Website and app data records

+ + +

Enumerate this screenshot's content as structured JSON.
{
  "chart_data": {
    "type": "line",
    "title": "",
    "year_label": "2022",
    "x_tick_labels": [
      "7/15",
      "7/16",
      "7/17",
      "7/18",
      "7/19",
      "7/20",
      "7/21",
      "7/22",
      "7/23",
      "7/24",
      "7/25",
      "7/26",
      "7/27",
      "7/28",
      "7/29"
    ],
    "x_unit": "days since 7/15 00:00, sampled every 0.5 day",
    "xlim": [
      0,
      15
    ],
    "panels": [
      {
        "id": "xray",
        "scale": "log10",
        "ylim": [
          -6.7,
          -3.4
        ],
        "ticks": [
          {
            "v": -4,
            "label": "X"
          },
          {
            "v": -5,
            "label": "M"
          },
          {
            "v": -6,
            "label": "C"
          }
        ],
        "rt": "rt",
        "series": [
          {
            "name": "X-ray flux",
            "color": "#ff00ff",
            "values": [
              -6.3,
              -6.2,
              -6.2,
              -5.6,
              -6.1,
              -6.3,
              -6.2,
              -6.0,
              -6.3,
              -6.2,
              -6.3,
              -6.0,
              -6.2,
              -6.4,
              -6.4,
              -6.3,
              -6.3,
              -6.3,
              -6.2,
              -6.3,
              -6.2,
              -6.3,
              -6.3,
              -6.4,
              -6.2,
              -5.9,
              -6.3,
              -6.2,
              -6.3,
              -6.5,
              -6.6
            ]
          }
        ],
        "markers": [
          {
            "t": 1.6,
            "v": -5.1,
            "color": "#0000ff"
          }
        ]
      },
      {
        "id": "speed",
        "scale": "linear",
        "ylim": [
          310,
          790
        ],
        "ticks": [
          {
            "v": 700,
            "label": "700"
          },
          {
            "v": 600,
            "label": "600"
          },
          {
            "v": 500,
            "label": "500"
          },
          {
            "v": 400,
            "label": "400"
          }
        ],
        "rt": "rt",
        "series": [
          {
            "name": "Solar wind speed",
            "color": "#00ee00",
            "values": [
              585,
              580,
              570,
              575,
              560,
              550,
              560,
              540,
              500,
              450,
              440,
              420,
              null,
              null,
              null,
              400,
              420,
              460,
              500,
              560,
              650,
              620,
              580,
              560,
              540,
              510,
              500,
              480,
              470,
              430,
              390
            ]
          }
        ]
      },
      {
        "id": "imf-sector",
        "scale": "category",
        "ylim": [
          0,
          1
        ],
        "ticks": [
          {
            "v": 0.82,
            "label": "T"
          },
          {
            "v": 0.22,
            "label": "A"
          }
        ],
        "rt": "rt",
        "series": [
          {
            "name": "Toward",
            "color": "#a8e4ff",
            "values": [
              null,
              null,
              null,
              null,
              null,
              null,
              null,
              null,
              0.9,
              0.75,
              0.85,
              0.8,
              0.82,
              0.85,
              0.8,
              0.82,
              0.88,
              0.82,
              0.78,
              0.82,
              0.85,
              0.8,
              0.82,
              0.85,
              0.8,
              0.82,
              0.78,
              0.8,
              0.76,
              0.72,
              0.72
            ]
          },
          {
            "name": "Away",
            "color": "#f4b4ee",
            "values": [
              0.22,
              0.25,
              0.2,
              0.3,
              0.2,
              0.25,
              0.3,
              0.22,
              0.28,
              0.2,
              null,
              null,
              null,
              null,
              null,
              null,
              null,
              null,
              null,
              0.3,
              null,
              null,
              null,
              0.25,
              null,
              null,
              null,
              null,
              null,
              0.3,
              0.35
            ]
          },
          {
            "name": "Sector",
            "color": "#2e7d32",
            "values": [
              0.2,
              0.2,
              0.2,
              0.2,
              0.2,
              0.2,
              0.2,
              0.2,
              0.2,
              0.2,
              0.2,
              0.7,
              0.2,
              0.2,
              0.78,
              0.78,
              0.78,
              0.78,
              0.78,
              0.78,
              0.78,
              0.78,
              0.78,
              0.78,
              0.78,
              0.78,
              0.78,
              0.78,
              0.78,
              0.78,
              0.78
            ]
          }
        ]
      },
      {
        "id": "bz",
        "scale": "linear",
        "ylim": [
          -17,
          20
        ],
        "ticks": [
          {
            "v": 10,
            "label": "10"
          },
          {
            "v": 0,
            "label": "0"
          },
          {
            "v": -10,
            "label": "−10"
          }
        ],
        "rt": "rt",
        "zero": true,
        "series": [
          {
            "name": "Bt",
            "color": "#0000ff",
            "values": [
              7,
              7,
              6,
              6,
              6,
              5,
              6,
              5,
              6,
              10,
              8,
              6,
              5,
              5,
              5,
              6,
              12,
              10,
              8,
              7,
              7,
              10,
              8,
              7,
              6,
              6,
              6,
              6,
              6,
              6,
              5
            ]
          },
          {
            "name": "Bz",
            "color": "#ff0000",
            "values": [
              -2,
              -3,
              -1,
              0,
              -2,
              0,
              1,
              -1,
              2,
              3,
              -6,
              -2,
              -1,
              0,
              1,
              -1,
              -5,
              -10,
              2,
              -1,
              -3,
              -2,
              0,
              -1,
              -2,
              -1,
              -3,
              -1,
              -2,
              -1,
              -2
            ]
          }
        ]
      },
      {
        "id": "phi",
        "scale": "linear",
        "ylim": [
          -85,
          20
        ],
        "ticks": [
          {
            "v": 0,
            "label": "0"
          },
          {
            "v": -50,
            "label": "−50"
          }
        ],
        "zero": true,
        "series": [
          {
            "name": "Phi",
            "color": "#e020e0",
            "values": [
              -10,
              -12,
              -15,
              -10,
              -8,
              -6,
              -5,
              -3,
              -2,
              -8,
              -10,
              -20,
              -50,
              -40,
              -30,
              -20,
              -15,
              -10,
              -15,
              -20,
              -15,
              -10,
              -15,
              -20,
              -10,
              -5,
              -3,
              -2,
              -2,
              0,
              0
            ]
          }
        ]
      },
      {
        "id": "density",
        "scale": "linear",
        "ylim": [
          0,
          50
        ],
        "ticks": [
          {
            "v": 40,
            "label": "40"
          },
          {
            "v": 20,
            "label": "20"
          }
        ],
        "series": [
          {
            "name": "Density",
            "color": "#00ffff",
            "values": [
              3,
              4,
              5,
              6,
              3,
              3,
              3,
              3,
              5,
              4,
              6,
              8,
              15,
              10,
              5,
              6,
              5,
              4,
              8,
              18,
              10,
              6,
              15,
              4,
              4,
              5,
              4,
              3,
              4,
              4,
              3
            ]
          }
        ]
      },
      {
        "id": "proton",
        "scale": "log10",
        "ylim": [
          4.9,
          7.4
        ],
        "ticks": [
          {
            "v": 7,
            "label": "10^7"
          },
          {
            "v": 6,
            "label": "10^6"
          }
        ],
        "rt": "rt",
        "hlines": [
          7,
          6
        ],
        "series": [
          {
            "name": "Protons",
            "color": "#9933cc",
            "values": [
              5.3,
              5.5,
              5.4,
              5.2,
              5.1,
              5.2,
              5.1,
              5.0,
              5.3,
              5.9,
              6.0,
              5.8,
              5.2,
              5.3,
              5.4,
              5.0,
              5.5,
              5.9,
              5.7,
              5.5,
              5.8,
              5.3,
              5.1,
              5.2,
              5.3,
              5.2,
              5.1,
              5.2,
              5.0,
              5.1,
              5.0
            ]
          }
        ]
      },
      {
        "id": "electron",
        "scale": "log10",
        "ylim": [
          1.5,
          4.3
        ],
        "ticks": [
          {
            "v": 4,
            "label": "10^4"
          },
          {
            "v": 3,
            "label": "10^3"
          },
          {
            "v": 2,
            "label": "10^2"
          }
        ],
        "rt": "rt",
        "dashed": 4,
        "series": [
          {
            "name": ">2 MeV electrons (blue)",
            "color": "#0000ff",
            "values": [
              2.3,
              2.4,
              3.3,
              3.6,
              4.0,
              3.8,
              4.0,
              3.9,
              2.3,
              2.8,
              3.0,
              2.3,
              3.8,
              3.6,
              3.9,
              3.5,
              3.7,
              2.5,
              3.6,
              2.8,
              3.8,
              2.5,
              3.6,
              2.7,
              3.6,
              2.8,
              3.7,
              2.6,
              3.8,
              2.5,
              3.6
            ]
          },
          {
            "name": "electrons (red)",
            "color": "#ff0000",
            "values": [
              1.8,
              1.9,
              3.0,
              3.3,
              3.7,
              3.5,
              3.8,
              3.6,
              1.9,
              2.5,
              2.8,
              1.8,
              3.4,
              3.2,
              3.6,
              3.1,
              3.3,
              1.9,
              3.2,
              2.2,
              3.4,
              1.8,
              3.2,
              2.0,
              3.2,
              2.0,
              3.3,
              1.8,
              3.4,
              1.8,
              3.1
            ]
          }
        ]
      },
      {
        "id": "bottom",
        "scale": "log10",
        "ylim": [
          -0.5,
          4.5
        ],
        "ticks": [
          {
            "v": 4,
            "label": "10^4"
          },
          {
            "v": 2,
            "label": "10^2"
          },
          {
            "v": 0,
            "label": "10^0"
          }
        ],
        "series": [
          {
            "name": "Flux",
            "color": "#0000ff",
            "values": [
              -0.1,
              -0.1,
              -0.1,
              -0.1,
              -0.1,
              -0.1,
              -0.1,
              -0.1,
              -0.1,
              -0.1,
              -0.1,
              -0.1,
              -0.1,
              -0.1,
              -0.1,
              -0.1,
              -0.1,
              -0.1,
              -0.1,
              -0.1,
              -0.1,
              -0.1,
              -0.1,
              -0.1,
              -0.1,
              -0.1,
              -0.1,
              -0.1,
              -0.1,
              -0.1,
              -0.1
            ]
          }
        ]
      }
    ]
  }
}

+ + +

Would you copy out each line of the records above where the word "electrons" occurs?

            "name": ">2 MeV electrons (blue)",
            "name": "electrons (red)",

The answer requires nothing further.